“I didn't make any putts the first two days; I hit it better today,” Woods said. “Hitting some spots where I could hit some putts; I made nothing.”
His second round began and ended the same way: fittingly. Starting on the back nine in the supposedly favorable morning he sent his tee shot far wide of the 10th green into the brown weeds. Then, while approaching his ball, he slipped on the hay onto his rear end, barely catching himself with his hands.
That hole ended with a bogey.

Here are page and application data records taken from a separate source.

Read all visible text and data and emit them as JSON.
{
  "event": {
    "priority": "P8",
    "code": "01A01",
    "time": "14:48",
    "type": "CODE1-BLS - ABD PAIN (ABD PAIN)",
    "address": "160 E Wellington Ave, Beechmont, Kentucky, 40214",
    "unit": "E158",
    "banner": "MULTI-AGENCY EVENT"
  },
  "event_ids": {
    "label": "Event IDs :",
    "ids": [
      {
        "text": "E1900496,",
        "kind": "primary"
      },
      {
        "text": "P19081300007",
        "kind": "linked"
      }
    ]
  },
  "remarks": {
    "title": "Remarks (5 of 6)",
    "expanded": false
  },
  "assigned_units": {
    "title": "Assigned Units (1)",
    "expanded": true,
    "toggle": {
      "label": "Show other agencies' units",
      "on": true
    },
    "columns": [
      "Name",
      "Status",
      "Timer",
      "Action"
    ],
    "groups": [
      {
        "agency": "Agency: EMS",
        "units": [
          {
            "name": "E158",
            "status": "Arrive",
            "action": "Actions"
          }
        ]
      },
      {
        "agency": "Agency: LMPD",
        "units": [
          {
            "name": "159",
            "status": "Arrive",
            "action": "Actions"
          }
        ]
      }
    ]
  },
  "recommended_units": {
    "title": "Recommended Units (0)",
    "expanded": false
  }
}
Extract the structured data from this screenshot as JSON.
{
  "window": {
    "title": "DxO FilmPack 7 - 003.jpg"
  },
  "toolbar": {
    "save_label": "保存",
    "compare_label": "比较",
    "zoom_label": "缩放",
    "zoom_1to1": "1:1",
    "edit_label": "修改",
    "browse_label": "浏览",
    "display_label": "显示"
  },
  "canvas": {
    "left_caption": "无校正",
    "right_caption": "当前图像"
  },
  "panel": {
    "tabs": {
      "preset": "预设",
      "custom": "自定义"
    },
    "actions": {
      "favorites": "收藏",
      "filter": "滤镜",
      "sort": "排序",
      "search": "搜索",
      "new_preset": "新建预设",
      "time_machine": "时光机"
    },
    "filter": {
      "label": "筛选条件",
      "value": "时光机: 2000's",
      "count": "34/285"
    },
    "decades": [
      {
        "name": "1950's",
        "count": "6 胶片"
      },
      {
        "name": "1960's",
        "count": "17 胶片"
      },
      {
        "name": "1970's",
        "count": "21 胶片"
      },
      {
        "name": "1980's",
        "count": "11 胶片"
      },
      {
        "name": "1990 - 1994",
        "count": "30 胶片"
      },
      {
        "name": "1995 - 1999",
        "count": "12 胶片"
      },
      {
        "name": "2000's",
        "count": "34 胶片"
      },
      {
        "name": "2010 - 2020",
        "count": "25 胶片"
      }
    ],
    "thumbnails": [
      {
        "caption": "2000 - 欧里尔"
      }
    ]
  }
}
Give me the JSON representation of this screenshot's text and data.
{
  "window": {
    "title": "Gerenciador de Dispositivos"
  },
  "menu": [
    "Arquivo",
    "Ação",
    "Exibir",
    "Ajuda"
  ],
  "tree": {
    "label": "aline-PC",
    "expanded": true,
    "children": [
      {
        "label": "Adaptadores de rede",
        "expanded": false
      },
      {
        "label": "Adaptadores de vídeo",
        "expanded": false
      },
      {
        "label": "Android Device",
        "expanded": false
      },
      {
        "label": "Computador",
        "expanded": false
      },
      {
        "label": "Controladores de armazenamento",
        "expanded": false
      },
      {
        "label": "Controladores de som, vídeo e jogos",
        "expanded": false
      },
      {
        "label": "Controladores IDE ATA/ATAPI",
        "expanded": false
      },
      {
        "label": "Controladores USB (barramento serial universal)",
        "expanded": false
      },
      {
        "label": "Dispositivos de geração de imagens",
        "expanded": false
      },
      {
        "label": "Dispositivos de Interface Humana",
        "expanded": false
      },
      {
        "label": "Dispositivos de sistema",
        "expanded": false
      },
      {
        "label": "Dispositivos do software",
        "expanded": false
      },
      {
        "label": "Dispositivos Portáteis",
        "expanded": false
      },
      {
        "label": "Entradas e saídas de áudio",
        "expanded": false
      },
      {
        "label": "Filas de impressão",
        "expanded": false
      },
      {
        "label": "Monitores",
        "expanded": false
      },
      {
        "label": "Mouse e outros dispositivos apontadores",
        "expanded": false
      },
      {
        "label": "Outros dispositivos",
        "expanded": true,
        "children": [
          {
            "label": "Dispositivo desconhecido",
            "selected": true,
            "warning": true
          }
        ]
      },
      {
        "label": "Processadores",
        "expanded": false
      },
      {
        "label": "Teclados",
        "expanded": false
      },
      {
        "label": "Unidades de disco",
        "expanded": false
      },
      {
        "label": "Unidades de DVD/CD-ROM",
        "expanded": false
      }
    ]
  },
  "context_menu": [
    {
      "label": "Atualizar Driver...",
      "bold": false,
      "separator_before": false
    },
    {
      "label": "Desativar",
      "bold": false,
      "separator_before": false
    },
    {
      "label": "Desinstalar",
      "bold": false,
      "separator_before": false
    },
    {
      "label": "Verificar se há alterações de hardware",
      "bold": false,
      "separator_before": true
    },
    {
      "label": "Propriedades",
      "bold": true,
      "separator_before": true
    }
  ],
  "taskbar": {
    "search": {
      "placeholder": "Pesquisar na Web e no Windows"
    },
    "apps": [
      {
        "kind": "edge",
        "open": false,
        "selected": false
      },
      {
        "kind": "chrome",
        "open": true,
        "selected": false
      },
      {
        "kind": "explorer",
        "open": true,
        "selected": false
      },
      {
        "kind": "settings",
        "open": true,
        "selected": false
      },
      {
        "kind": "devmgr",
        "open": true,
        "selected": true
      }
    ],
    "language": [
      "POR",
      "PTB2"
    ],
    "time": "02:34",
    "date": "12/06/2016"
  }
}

His final hole was at No. 9, five, frustrating hours later. His tee shot on the downhill par 3 landed on the wicked, topsy-turvy green about 75 feet in front of the hole. That became a three-putt adventure for a bogey; he had eight of those Friday. That matched his eight bogeys from Thursday. Woods made just three birdies in two days, two on Friday: on No. 1 the USGA set up Friday as a par 5, and on 12.
Woods constantly sighed, slumped his running back-like shoulders and blew air through his cheeks in exasperation with Chambers Bay’s greens that ruined him.
He was wearing a white golf shirt with a red, horizontal stripe on the front and red, vertical stripe on the back – “Nice shirt,” were some calls to Woods on that long walk to the fourth tee. His game, along with Fowler’s, could have used the Red Cross.
They kept taking turns matching two putts. On 18, to end his front nine, Woods had a 10-foot putt for par. He pushed it wide by two feet for a bogey. He sighed and slumped his shoulders again, seemingly resigned to his fate.
More people yelled “Hang in there, Tiger!” at that.
The oddest call from the gallery came during Woods’ walk down the fairway on No. 2.
“Tiger for president!” a young guy yelled.
Not on this day. Not in this tournament. Not in these last few years.
Friday was not only the end of a U.S. Open for Woods. It felt like the end of an era.